“Talia [Balsam] and I shot a scene that never aired, and I wish that they’d unearth that thing. It was a scene in a car, and we were coming home from a dinner. The first dinner in that first episode, with Don and Betty and Roger and Mona, where they kind of go their separate ways after dinner and then debrief in the car and talk about how ridiculously attractive they were. And it’s a really funny scene between Roger and Mona that, for time or whatever reason, they never shot. And I think it would’ve been a really good introduction into the character of Mona. Man, I wish … we should go back and shoot that, I think.” —John Slattery

“For me, it was going to get the daughter at the commune.” —Talia Balsam

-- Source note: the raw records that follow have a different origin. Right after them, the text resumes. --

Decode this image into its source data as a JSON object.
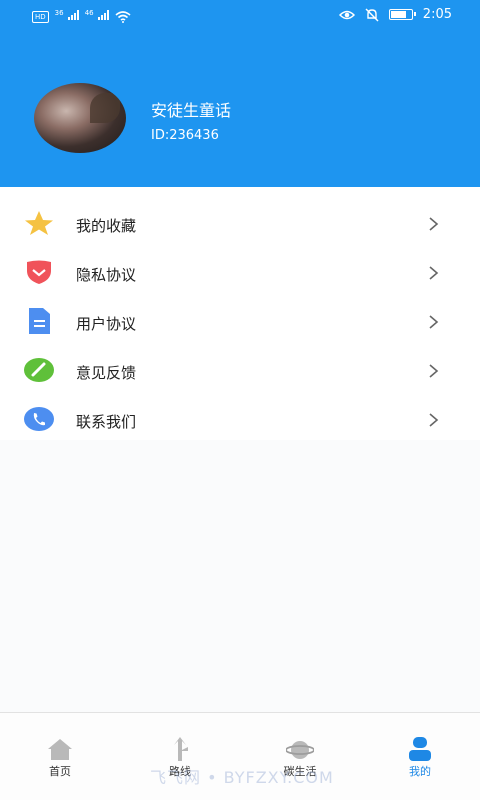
{
  "status_bar": {
    "hd_badge": "HD",
    "sim1_net": "36",
    "sim2_net": "46",
    "time": "2:05"
  },
  "profile": {
    "username": "安徒生童话",
    "user_id": "ID:236436"
  },
  "menu": {
    "items": [
      {
        "label": "我的收藏",
        "icon": "star-icon",
        "color": "#f5c242"
      },
      {
        "label": "隐私协议",
        "icon": "shield-icon",
        "color": "#f0535a"
      },
      {
        "label": "用户协议",
        "icon": "document-icon",
        "color": "#4d8ef0"
      },
      {
        "label": "意见反馈",
        "icon": "pencil-icon",
        "color": "#5fc03a"
      },
      {
        "label": "联系我们",
        "icon": "phone-icon",
        "color": "#4d8ef0"
      }
    ]
  },
  "tabbar": {
    "tabs": [
      {
        "label": "首页",
        "icon": "home-icon"
      },
      {
        "label": "路线",
        "icon": "route-icon"
      },
      {
        "label": "碳生活",
        "icon": "planet-icon"
      },
      {
        "label": "我的",
        "icon": "user-icon",
        "active": true
      }
    ]
  },
  "watermark": "飞飞网 • BYFZXY.COM",
  "colors": {
    "header_blue": "#1e95f0",
    "active_tab": "#1e88e5",
    "inactive_icon": "#b9b9b9"
  },
  "battery_level": 0.7
}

“I haven’t followed it that closely, but I enjoy the whole thing. I think it’s got very good actors. I enjoy Jon Hamm a lot, too. I think he’s attractive. I didn’t like it when the beautiful blonde put on weight. What’s her name? Jennifer? January Jones. I thought she was so gorgeous, and they had her put on all that weight. And I was really unhappy, and I thought, Why would they do that to her? I know it’s all acting and everything. I saw a picture of her recently, and she looked good again. Stunning. And I thought, Ugh, she’s married to a cad. But it’s good stuff.” —Jacqueline Bisset

“As a viewer, I was just so blown away by the Peggy/Don episode that was just the two of them. I know that Mad Men was revolutionary television for a lot of reasons, but as an actor, that was kind of just an acting showcase, and the kind of stuff that gets me excited. And then [as an actor on the show] I had fun throwing the TV out the window.” —Rosemarie DeWitt

Sarah Silverman and More on Mad Men Memories